§ EXERCISE OBJECTIVE: Could you find every line in the records below that contains the word "this" and copy it?

EXTRACTED DATA START

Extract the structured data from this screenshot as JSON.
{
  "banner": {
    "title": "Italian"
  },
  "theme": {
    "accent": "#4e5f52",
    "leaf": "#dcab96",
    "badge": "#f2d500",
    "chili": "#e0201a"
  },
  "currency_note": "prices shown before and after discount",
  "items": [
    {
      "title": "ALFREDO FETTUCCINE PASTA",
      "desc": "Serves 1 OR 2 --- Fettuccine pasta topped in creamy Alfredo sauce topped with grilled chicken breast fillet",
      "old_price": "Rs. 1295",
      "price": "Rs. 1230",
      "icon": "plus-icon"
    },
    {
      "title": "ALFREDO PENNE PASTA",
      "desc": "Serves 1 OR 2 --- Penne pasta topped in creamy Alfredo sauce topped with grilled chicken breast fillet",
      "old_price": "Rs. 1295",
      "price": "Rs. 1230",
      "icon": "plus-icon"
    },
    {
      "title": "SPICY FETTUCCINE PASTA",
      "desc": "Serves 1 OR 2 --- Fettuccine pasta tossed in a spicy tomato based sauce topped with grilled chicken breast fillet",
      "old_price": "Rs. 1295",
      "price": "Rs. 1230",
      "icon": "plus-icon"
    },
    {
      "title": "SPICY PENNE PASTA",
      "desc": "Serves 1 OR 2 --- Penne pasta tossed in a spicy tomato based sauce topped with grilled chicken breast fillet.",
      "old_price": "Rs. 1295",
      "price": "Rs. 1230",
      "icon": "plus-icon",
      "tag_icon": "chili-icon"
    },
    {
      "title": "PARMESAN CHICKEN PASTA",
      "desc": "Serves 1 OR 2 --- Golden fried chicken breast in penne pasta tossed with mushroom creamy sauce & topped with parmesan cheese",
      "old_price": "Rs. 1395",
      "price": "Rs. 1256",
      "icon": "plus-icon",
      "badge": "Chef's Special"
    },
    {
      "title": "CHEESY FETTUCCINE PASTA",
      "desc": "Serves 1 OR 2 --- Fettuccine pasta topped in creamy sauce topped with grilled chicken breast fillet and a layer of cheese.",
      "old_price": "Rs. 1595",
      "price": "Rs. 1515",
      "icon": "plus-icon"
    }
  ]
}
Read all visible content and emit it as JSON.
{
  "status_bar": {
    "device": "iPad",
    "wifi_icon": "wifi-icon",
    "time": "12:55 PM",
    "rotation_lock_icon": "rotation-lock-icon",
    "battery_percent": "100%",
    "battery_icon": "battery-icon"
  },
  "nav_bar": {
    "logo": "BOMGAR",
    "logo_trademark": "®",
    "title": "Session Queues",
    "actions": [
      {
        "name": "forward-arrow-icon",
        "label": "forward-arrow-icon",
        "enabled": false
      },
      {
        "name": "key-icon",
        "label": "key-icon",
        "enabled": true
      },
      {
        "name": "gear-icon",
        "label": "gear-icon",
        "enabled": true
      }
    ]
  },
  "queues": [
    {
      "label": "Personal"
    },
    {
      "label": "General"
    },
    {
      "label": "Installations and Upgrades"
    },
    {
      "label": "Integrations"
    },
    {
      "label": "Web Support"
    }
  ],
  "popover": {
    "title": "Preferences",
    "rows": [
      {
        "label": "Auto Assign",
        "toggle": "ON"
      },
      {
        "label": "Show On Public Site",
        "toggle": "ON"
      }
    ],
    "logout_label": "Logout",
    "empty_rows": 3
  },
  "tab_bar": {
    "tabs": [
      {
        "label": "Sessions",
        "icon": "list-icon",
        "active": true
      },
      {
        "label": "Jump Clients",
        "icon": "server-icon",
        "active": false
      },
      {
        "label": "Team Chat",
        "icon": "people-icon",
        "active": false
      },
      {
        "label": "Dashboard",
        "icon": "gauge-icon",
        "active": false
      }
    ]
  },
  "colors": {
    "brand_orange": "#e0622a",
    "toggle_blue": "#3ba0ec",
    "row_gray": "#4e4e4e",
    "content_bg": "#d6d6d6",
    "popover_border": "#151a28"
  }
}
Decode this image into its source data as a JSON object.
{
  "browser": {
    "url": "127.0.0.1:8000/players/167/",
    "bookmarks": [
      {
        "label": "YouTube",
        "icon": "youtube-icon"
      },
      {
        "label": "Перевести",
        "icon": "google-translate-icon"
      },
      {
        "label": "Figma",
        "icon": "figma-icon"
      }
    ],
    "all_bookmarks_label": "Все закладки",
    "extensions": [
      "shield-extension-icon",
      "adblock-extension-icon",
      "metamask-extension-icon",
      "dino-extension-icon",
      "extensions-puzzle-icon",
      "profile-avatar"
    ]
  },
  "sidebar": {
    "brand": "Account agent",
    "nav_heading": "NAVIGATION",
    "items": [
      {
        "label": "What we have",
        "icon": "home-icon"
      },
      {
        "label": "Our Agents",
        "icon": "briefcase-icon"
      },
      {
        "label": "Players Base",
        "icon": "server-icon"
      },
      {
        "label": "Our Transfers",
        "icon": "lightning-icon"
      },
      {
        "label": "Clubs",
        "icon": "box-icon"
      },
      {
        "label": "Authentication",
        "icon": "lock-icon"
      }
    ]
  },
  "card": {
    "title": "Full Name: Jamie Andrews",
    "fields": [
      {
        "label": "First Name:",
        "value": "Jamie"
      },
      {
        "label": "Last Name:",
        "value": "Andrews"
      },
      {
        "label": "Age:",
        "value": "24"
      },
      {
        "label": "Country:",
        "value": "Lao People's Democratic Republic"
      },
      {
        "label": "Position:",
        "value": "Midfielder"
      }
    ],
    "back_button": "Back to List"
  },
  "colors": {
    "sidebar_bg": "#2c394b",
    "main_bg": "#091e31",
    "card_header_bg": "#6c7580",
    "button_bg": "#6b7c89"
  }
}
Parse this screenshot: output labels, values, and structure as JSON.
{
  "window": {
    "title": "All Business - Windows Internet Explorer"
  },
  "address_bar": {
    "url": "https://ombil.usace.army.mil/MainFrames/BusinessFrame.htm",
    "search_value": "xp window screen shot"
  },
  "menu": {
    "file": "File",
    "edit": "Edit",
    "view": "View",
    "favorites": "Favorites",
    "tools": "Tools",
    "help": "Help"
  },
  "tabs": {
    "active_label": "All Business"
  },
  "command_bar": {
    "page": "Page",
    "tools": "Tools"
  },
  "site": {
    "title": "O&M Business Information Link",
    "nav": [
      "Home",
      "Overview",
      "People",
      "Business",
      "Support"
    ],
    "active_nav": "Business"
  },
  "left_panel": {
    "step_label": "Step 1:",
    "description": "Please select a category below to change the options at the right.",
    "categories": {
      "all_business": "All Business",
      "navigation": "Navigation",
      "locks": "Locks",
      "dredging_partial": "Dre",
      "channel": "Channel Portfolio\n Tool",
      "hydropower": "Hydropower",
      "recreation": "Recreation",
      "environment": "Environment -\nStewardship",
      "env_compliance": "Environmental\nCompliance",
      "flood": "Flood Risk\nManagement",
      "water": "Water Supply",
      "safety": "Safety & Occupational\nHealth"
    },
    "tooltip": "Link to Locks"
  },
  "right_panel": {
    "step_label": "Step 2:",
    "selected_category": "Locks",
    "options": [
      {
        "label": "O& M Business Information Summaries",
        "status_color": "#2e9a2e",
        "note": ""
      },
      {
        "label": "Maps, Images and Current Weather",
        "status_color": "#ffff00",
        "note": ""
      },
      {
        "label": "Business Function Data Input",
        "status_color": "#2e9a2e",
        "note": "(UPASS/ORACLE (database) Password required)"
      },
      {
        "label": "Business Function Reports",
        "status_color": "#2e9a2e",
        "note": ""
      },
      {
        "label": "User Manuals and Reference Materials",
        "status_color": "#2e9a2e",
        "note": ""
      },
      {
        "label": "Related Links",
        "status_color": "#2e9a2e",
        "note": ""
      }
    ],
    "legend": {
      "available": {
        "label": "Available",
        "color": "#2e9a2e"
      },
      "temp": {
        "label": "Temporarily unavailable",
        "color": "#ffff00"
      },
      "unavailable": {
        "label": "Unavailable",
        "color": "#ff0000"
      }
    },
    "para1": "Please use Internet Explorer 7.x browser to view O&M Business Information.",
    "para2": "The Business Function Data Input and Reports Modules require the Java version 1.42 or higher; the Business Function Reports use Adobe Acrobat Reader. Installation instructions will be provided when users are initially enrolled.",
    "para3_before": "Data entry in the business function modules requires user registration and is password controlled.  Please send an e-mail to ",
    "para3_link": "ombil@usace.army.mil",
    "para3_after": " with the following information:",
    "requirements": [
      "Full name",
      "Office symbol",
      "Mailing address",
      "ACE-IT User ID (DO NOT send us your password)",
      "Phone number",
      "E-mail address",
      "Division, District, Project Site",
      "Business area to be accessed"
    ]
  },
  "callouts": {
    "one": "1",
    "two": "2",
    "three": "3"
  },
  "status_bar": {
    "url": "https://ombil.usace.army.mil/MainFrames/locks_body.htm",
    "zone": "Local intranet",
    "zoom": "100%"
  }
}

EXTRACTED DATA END

§ TASK ANSWER:
Extract the structured data from this screenshot as JSON.
Decode this image into its source data as a JSON object.
Parse this screenshot: output labels, values, and structure as JSON.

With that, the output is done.